Each line containing the string "kind" should be copied out of the entries.

(Items from a data source)
[Start of section]

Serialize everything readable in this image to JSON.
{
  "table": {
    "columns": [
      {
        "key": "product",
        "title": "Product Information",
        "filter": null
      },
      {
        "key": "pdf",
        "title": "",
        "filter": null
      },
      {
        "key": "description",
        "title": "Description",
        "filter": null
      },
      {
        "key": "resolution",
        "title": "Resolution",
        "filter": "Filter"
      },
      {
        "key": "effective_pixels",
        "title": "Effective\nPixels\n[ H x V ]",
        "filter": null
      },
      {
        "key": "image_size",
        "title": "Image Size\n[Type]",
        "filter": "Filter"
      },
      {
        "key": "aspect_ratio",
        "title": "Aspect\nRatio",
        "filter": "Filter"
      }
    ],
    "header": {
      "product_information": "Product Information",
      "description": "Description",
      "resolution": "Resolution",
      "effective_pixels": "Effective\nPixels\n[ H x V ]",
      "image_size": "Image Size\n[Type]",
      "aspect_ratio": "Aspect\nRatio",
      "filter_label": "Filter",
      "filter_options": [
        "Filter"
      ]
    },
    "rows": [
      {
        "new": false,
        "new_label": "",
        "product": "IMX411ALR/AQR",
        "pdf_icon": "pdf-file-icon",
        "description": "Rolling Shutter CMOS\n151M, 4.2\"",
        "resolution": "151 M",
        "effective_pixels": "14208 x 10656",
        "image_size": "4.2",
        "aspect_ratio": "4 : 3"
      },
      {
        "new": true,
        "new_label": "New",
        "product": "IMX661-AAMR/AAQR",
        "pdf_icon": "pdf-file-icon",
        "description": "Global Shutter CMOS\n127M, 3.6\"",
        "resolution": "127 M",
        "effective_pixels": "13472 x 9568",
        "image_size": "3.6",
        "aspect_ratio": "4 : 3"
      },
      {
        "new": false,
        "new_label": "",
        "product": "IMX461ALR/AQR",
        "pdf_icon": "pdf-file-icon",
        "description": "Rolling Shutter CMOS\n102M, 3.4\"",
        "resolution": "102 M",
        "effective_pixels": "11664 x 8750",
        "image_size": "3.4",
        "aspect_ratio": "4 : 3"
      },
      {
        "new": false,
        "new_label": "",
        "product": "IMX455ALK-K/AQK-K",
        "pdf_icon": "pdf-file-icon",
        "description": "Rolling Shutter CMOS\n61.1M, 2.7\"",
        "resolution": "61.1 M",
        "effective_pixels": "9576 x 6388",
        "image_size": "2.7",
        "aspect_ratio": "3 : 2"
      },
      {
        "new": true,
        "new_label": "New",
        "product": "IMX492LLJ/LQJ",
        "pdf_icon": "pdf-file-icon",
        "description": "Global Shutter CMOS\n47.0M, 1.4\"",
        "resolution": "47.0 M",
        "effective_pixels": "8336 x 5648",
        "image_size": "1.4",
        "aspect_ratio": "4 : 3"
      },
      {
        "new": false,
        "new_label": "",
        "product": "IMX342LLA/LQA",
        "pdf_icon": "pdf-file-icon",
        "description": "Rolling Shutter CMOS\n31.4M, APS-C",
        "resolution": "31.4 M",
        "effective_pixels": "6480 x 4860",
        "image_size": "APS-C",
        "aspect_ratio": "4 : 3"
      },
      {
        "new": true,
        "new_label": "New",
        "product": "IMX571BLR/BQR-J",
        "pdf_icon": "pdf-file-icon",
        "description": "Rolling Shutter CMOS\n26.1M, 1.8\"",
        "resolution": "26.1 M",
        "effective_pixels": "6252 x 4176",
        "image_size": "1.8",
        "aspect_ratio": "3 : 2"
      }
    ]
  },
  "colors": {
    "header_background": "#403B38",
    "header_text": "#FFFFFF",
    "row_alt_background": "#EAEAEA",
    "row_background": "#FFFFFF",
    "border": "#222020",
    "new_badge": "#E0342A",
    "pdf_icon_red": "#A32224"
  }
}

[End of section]
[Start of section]

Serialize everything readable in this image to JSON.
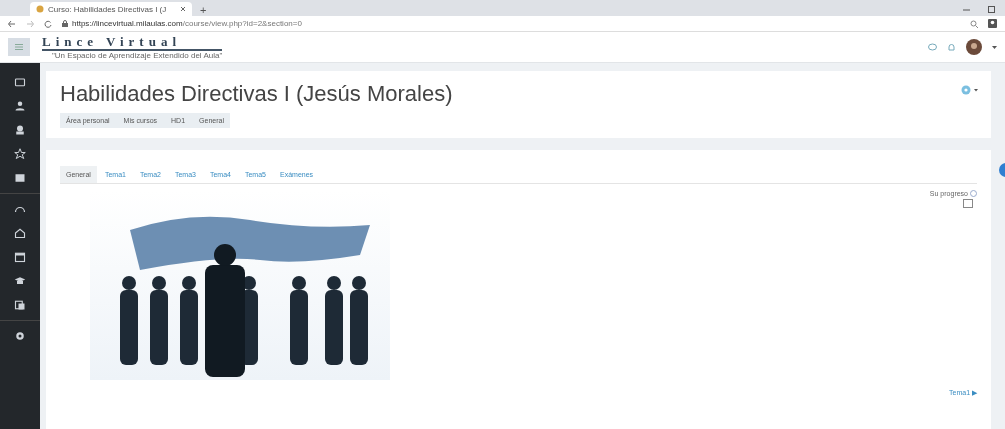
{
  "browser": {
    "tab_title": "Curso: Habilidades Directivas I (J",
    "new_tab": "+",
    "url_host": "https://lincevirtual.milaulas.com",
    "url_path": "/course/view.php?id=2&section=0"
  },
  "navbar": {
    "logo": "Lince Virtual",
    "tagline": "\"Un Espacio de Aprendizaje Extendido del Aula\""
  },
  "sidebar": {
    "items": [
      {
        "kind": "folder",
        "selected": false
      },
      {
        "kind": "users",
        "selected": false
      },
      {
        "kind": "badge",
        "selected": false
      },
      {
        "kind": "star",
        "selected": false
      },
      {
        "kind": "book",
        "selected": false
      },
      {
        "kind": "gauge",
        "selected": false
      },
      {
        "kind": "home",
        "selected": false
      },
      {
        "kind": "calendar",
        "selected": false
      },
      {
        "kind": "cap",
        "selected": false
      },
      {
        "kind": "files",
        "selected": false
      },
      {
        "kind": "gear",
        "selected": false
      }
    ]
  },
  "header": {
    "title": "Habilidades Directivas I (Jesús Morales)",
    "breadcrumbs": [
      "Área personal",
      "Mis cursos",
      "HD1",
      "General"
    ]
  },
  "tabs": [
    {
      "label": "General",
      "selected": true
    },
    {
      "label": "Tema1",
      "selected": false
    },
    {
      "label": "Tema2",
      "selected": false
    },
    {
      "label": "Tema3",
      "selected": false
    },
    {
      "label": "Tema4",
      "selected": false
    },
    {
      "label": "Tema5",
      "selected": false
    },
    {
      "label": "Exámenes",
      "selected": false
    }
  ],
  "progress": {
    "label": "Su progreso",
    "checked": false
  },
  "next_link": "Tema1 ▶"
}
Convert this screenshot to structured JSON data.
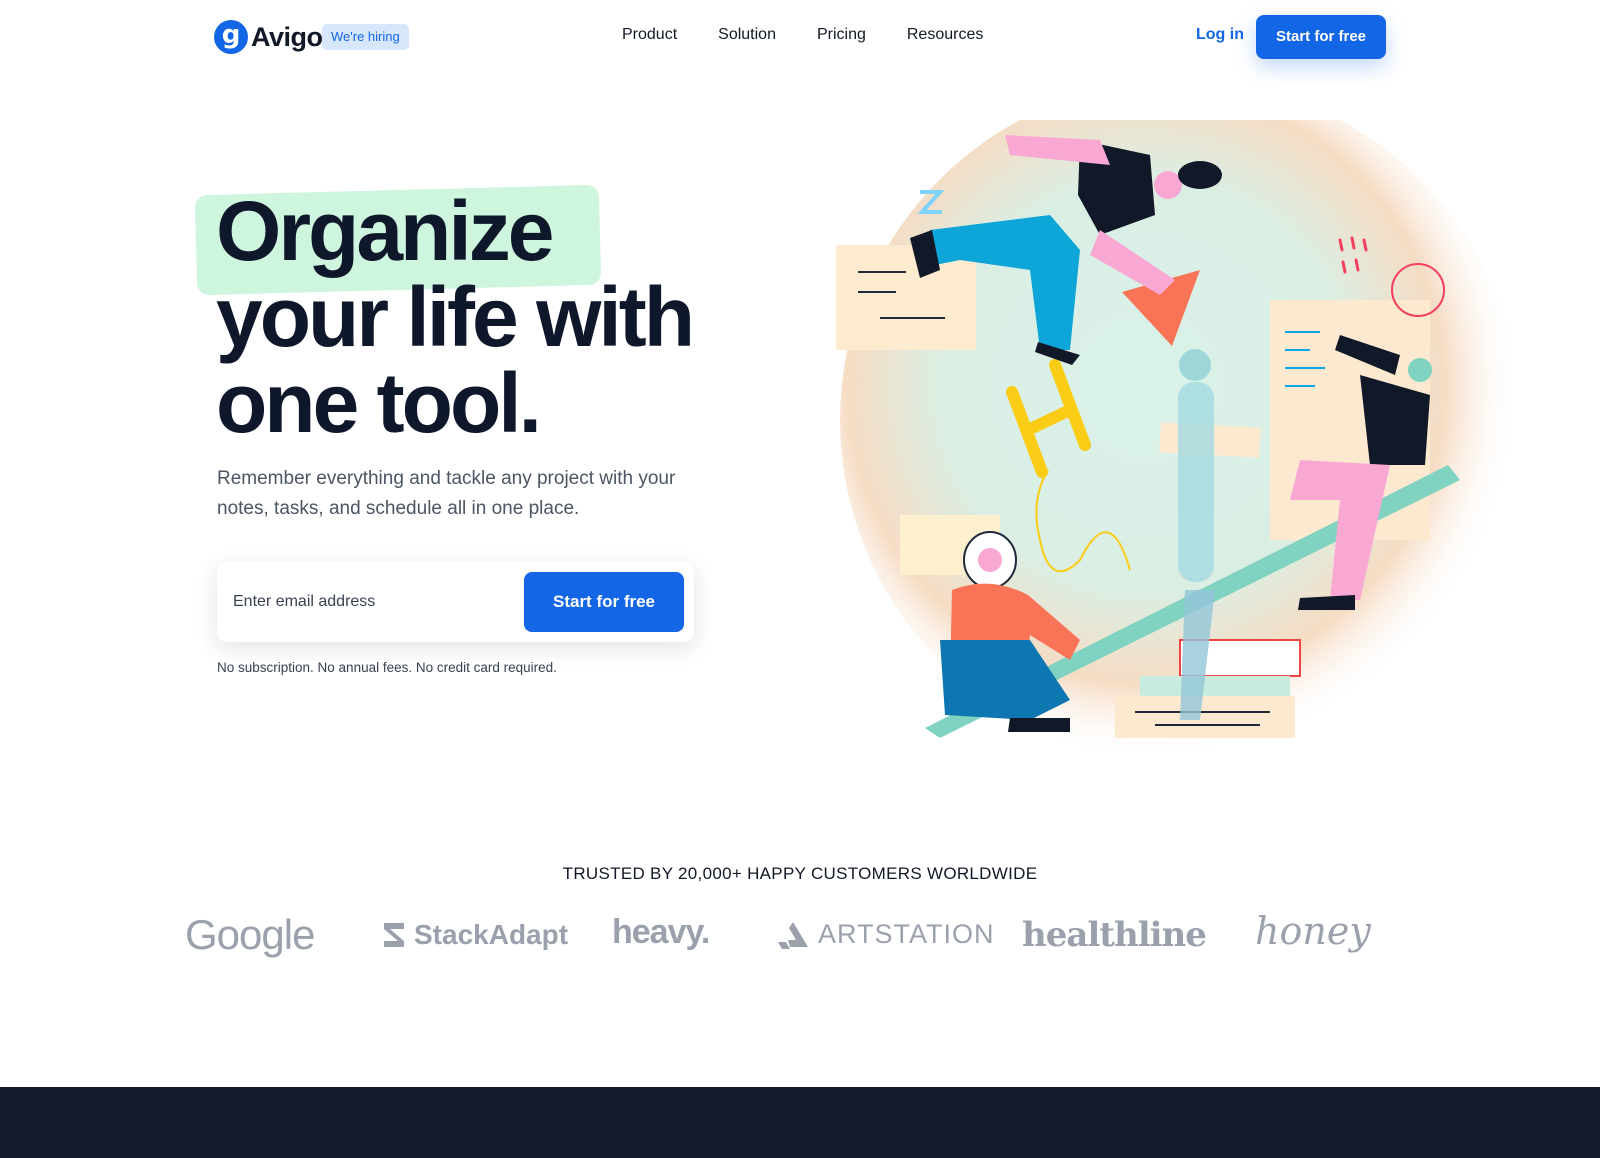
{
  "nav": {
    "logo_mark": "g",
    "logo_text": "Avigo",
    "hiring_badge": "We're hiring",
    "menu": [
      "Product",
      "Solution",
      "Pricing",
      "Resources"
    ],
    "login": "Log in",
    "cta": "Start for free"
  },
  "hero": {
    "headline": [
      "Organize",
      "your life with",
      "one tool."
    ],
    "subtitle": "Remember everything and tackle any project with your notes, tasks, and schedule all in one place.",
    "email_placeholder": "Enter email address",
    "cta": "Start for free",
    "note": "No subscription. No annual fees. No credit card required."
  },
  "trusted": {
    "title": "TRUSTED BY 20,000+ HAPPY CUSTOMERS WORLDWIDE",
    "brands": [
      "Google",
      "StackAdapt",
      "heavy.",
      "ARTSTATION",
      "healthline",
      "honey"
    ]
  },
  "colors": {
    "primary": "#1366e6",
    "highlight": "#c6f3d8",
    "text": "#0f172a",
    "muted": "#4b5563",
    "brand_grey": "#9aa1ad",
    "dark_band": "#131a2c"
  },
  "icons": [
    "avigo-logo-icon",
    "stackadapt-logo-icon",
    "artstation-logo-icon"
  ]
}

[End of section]

RESULT OF THIS EXERCISE ▸
        "kind": "folder",
        "kind": "users",
        "kind": "badge",
        "kind": "star",
        "kind": "book",
        "kind": "gauge",
        "kind": "home",
        "kind": "calendar",
        "kind": "cap",
        "kind": "files",
        "kind": "gear",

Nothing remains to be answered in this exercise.